* _Your goal_: When you find the word "Comment" in a line of the entries, please copy the whole line.

Recorded data
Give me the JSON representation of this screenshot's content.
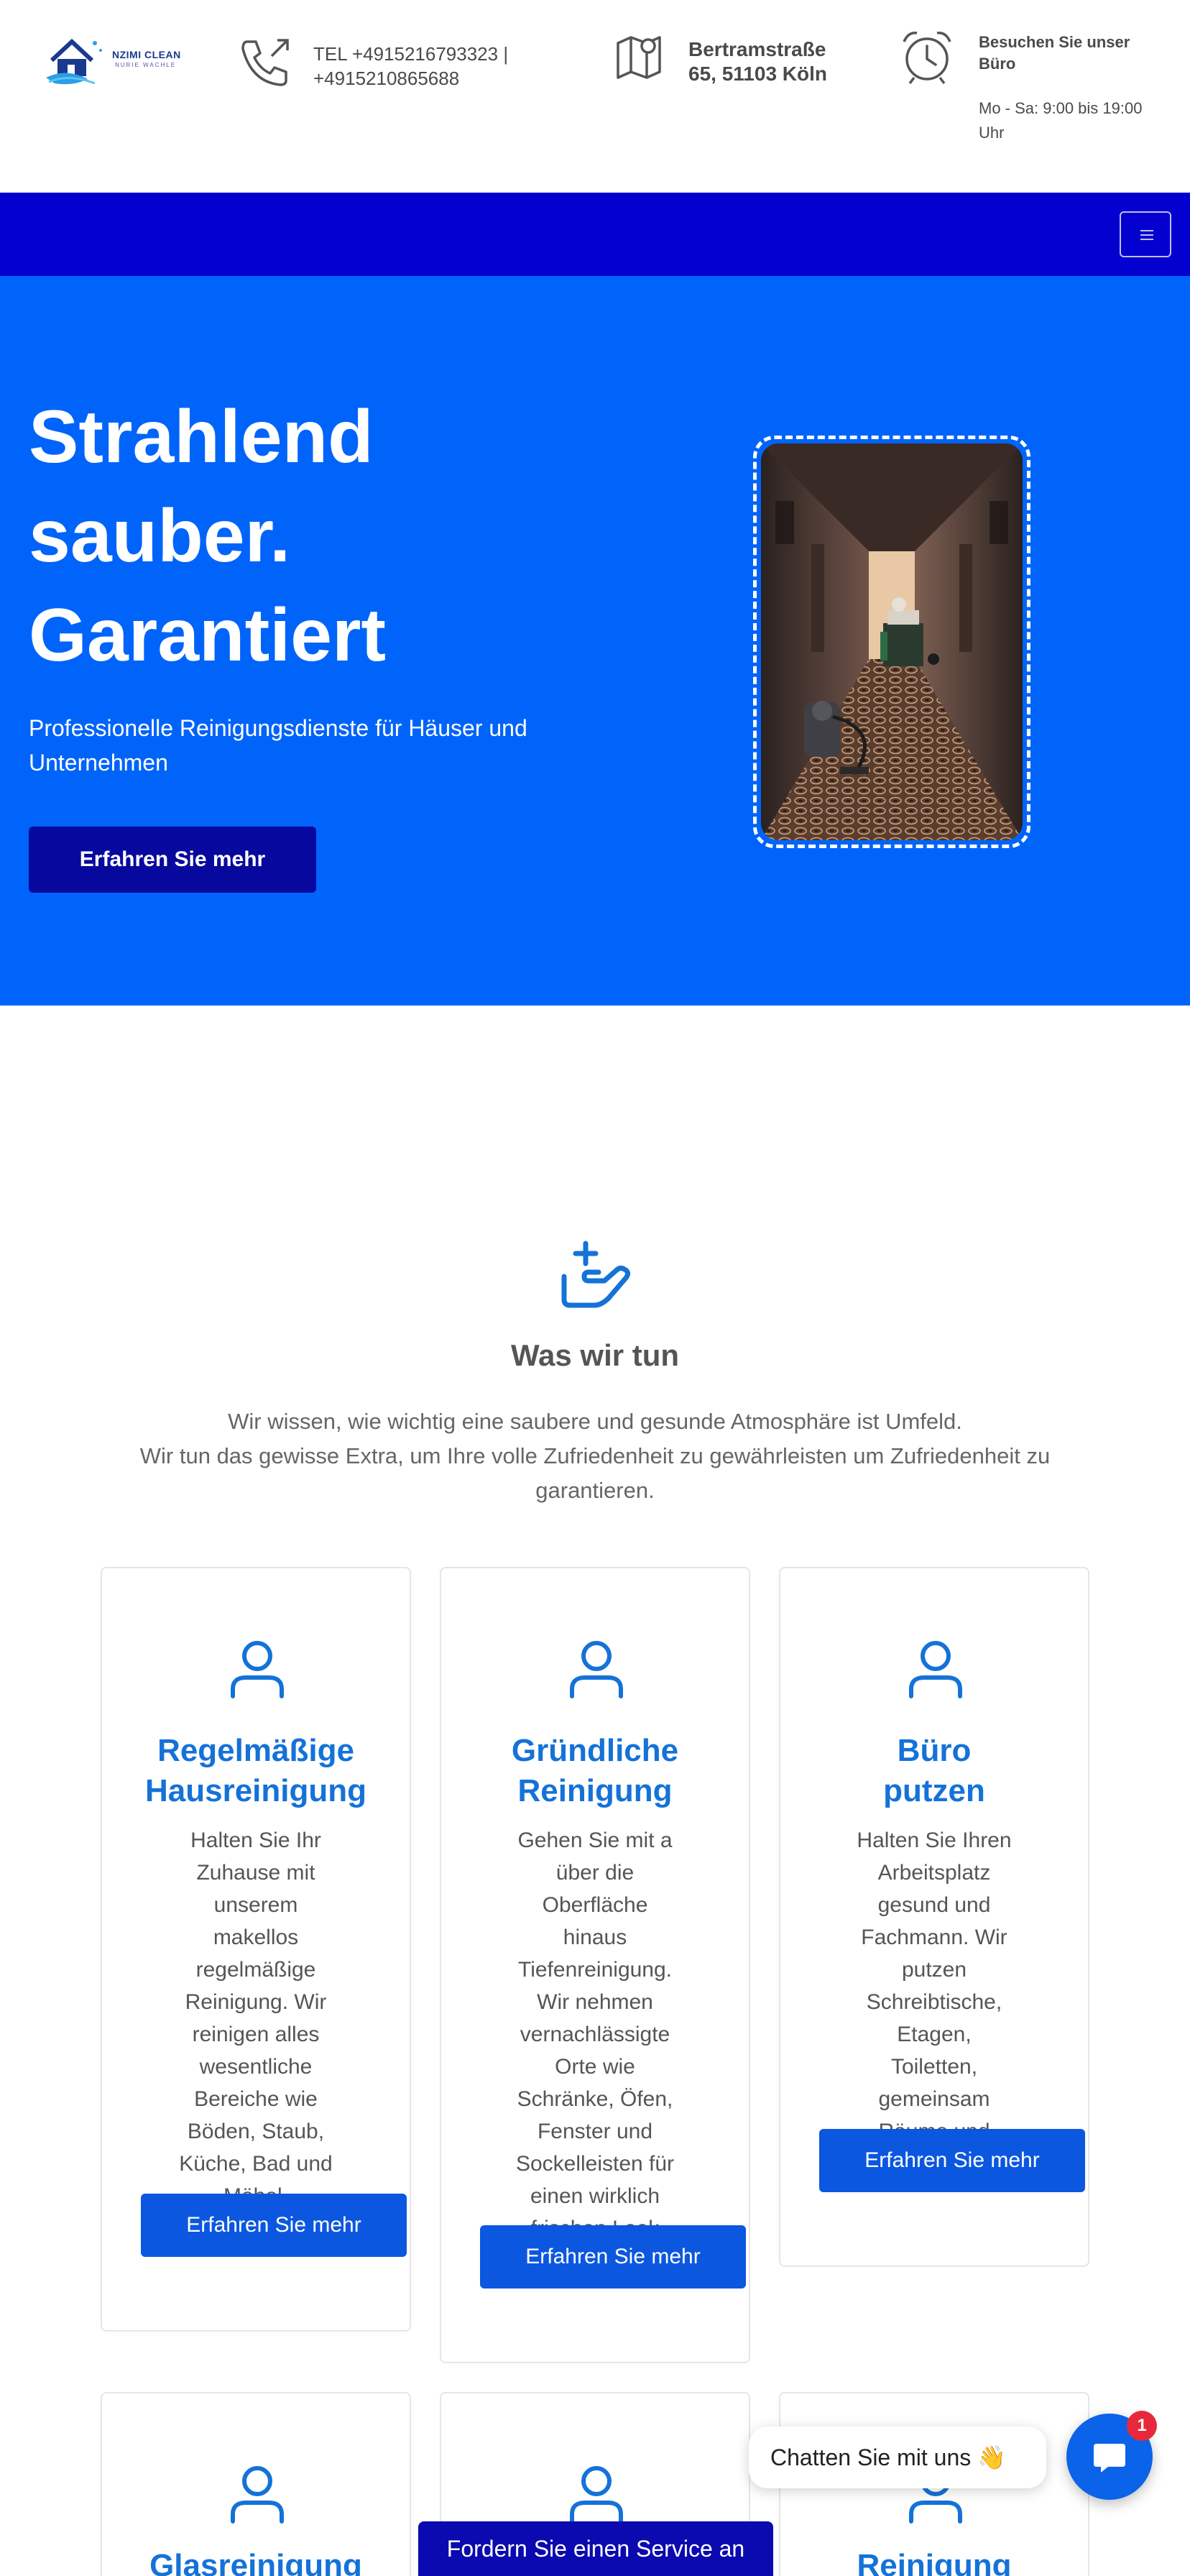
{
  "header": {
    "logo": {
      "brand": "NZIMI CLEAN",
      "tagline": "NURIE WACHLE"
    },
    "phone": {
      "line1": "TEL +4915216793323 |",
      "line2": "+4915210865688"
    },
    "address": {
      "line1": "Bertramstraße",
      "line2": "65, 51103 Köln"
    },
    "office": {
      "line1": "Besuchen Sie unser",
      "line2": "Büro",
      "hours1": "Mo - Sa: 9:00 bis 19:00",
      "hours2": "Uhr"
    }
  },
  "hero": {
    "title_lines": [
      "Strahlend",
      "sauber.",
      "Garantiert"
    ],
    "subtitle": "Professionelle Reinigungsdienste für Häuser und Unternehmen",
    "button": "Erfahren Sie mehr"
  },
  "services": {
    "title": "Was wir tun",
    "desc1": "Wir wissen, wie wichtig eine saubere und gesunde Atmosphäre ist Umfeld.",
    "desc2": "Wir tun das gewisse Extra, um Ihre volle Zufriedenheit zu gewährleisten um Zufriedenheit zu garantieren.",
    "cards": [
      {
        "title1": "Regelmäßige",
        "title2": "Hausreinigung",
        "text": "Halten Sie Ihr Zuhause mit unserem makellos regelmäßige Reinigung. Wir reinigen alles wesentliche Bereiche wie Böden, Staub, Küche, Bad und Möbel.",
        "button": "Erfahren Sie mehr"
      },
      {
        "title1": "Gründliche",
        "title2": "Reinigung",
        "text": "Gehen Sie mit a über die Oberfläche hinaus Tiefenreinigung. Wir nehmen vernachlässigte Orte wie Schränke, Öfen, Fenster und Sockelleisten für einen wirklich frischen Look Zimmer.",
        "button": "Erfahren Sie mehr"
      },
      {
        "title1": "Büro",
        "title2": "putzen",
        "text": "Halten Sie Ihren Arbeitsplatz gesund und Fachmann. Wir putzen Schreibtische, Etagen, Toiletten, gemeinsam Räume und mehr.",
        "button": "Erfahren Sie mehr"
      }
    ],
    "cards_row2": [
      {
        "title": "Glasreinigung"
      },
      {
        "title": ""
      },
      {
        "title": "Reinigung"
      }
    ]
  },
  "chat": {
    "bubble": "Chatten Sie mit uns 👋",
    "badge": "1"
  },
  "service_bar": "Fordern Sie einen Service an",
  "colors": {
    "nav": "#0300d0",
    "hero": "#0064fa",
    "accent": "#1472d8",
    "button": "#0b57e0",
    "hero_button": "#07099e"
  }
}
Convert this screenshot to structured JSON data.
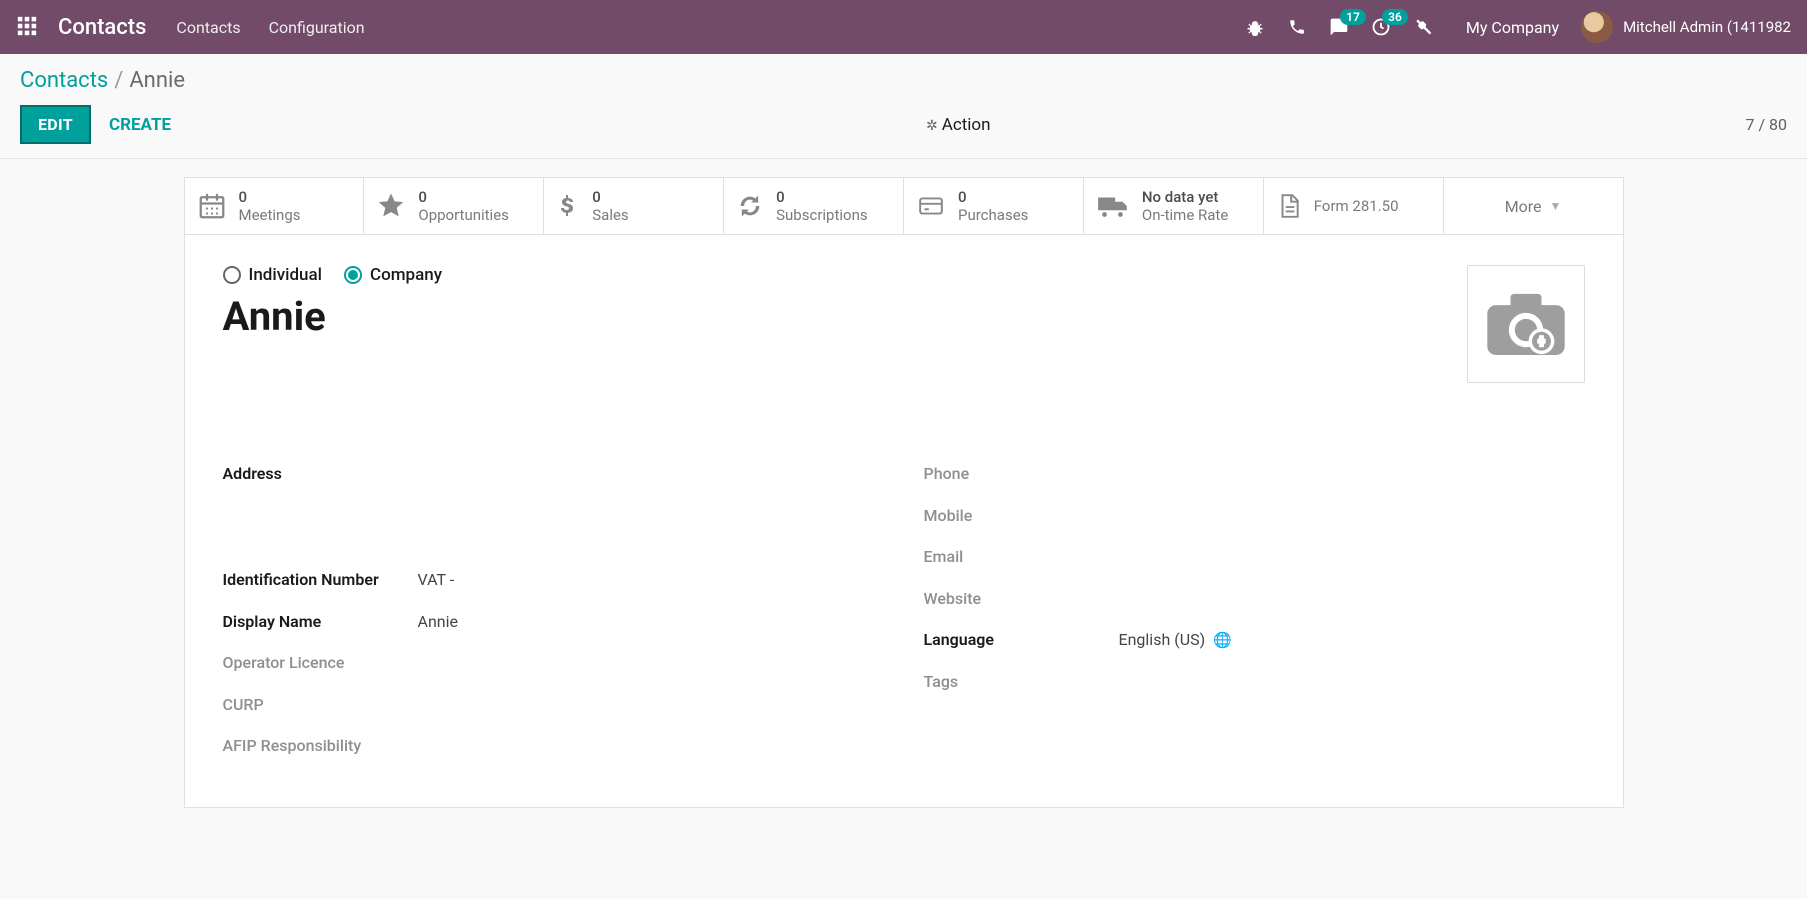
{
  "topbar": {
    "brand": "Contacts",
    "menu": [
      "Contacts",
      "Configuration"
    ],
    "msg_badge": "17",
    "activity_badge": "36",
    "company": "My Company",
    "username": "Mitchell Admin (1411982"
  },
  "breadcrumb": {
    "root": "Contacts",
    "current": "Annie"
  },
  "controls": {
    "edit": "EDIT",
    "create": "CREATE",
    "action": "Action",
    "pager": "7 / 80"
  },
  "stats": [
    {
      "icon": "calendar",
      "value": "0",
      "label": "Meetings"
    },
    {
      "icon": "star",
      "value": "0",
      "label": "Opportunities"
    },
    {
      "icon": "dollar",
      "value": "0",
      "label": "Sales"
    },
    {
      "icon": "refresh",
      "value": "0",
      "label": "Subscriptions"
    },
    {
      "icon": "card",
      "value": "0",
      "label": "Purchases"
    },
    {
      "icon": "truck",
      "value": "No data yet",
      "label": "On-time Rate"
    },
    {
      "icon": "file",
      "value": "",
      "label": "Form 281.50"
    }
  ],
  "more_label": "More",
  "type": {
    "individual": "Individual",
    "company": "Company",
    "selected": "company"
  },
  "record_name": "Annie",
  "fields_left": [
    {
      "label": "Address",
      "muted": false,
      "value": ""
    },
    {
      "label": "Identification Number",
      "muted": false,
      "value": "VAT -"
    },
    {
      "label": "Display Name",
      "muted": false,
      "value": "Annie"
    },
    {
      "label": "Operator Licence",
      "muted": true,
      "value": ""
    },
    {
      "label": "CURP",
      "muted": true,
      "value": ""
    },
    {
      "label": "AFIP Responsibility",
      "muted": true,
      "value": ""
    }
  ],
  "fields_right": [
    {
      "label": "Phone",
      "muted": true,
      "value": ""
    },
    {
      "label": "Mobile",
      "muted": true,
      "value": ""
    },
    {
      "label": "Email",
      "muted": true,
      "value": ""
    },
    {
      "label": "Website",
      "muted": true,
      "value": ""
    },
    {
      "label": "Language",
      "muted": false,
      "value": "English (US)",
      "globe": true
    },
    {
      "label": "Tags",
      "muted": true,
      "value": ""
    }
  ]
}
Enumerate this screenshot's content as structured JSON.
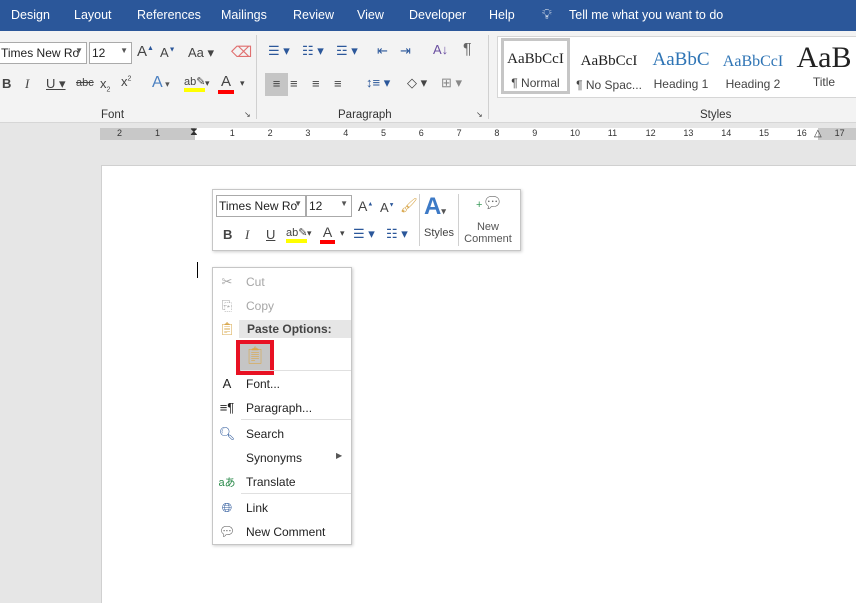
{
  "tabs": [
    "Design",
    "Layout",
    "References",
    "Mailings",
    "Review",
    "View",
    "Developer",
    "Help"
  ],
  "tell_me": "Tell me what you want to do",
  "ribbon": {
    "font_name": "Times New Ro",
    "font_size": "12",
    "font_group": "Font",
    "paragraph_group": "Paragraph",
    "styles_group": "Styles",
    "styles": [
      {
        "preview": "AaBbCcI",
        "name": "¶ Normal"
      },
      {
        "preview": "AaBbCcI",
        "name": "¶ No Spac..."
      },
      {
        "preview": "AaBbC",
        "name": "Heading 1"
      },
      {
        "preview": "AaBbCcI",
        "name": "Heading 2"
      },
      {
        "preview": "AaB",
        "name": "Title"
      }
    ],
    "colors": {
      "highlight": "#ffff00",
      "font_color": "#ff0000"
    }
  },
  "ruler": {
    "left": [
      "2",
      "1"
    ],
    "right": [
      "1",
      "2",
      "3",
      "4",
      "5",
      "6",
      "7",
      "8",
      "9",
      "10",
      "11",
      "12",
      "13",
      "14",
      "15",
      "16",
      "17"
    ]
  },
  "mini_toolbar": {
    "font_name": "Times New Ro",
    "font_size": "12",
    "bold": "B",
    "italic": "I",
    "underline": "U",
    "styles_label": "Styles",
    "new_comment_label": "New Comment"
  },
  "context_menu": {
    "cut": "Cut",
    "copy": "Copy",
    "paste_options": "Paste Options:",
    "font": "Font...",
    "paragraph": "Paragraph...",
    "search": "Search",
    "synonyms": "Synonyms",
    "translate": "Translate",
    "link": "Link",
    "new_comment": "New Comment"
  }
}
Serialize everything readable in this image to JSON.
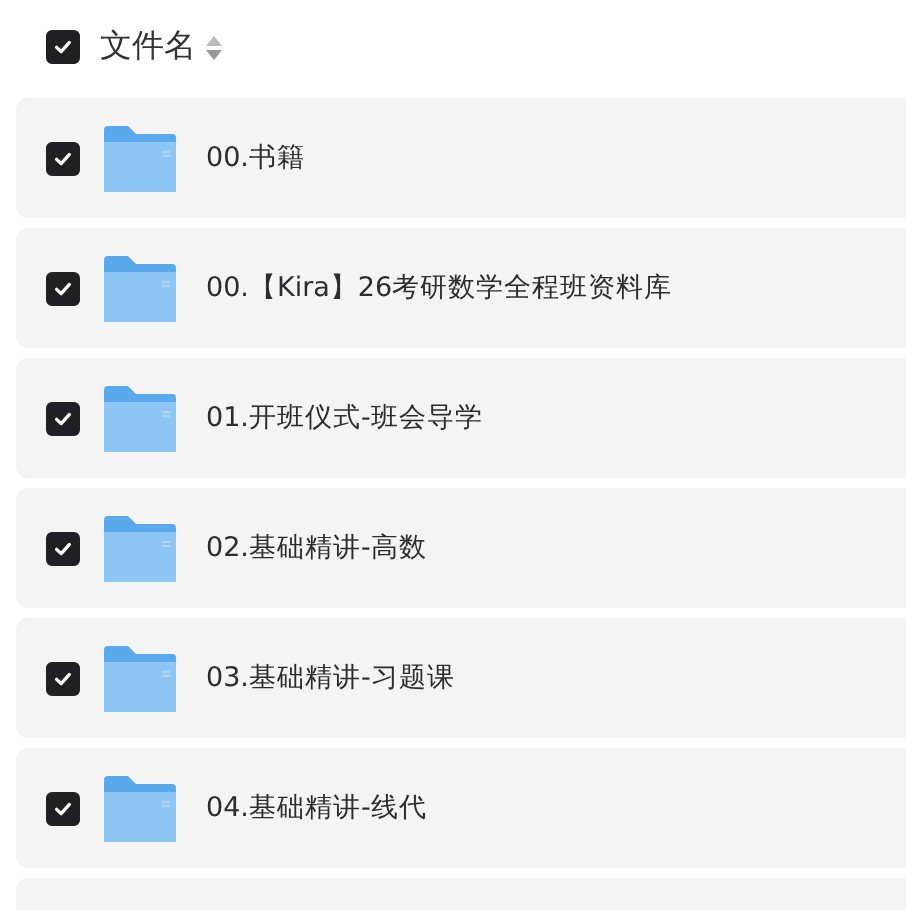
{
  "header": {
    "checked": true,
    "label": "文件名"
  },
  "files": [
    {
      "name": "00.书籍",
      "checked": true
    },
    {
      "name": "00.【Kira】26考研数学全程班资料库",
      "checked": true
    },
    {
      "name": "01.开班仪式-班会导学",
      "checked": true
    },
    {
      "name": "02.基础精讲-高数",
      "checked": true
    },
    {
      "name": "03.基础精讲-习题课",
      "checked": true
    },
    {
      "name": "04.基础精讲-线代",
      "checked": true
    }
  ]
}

* _Task result_:
    "new_comment_label": "New Comment"
    "new_comment": "New Comment"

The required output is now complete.